High interest rates and the recession resulting from the economic crisis, as well as the projected austerity measures can harm the government’s ability to collect all necessary taxes to reach its goal of eliminating the primary fiscal deficit. And since future disbursements from the fund are conditional to the government abiding by the agreement, the need to do so is imperative.

However, Bulat highlighted the fact that the agreement gives the government some wiggle room, illustrated in the possibility of using an extra 0.2 percent of the GDP on social spending and above all, that for the IMF, the stakes are also high. “Today, the IMF has agreements with 80 countries. Argentina’s agreement represents 25 percent of all funds allocated. It made a huge bet on Argentina. If they end up making all disbursement, the figure will be above 50 percent,” Bulat indicated.

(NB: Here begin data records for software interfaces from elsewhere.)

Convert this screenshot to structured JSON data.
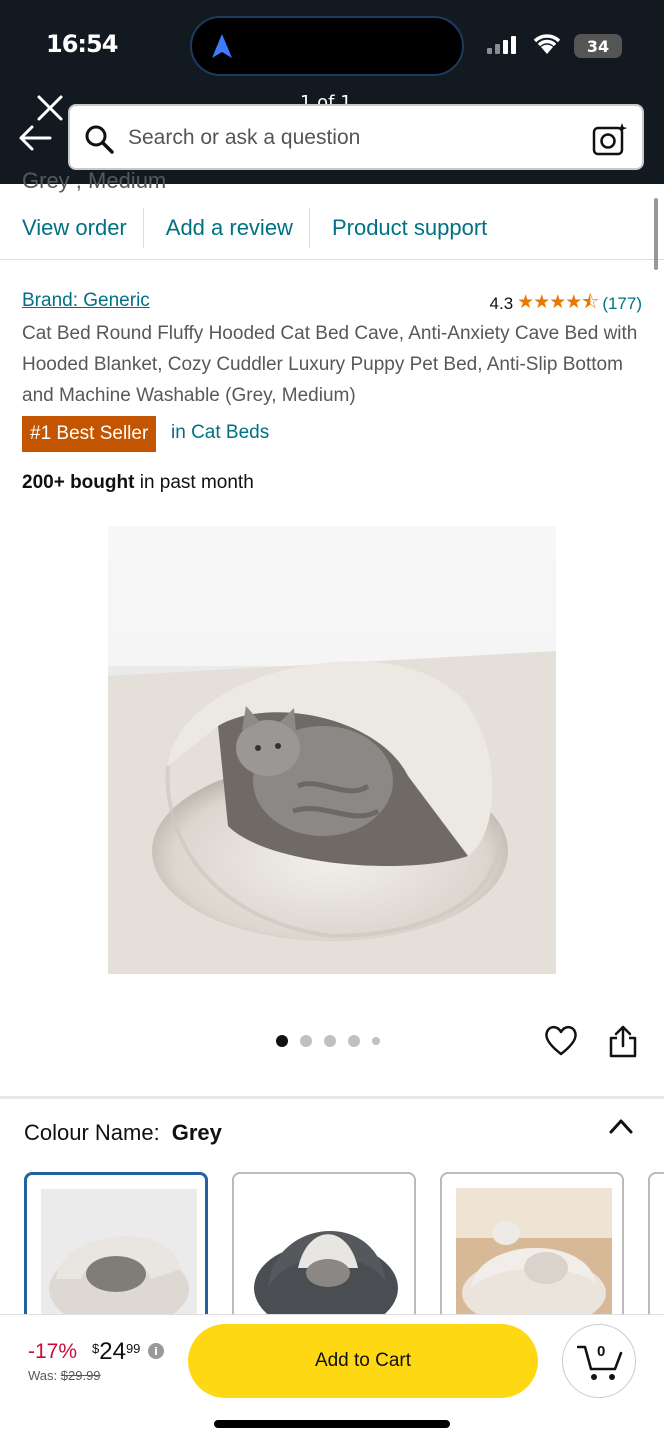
{
  "status_bar": {
    "time": "16:54",
    "battery": "34"
  },
  "header": {
    "page_counter": "1 of 1",
    "search_placeholder": "Search or ask a question"
  },
  "order": {
    "cut_text": "Grey , Medium",
    "links": [
      "View order",
      "Add a review",
      "Product support"
    ]
  },
  "product": {
    "brand": "Brand: Generic",
    "rating": "4.3",
    "stars": "★★★★⯪",
    "rating_count": "(177)",
    "title": "Cat Bed Round Fluffy Hooded Cat Bed Cave, Anti-Anxiety Cave Bed with Hooded Blanket, Cozy Cuddler Luxury Puppy Pet Bed, Anti-Slip Bottom and Machine Washable (Grey, Medium)",
    "badge": "#1 Best Seller",
    "badge_category": "in Cat Beds",
    "bought_bold": "200+ bought",
    "bought_rest": " in past month",
    "image_count": 5,
    "active_image": 1
  },
  "colour": {
    "label": "Colour Name:",
    "value": "Grey",
    "swatches": [
      "grey-fluffy",
      "dark-grey",
      "beige-with-cat",
      "partial"
    ]
  },
  "purchase": {
    "discount": "-17%",
    "currency": "$",
    "price_whole": "24",
    "price_fraction": "99",
    "info": "i",
    "was_label": "Was:",
    "was_price": "$29.99",
    "add_to_cart": "Add to Cart",
    "cart_count": "0"
  },
  "colors": {
    "header_bg": "#131921",
    "link": "#007185",
    "badge": "#c45500",
    "cart_button": "#ffd814",
    "discount": "#cc0c39",
    "stars": "#e67a00"
  }
}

Treasury Minister Nicolás Dujovne and IMF Managing Director Christine Lagarde. Photo via Cronista

The economist went on to explain that another detrimental factor for Argentine expectations is the more than likely regional competition that will come from Brazil as a result of Jair Bolsonar’s recent election. “Brazil is going for winner-take-all attitude and will implement measures [to attract investment], so how attractive is Argentina in the region if Brazil ends up doing that,” he said, making reference to the intention of Bolsonaro’s incumbent Economy Minister, Paulo Guedes, of deregulating the country’s economy, reducing the size of the state and eliminating the country’s fiscal deficit.

In regards to the impact of the measures taken by the BCRA’s new leadership, Bulat highlighted the fact that it managed to keep the exchange rate in the lower band of the “no intervention zone” and to not expand the monetary base. But at the same time, high interest rates are contributing to deepening the recession.

The bank has been reducing rates during the past weeks, since its peak of 72 percent for Leliqs to the current rate, which is roughly above 60 percent. The agreement with the IMF determined that rates should not be below 60 until inflationary expectations from the private sector were reduced for two months in a row, but Bulat indicated it looks like this will be the case. “They will probably take them below 60 after December 3,” when the next survey of economic expectations conducted by the BCRA, known as REM, is published.

Even though the agreement with the IMF gave the Argentine economy an extra dose of oxygen for next year, the market is already wary of what might come after.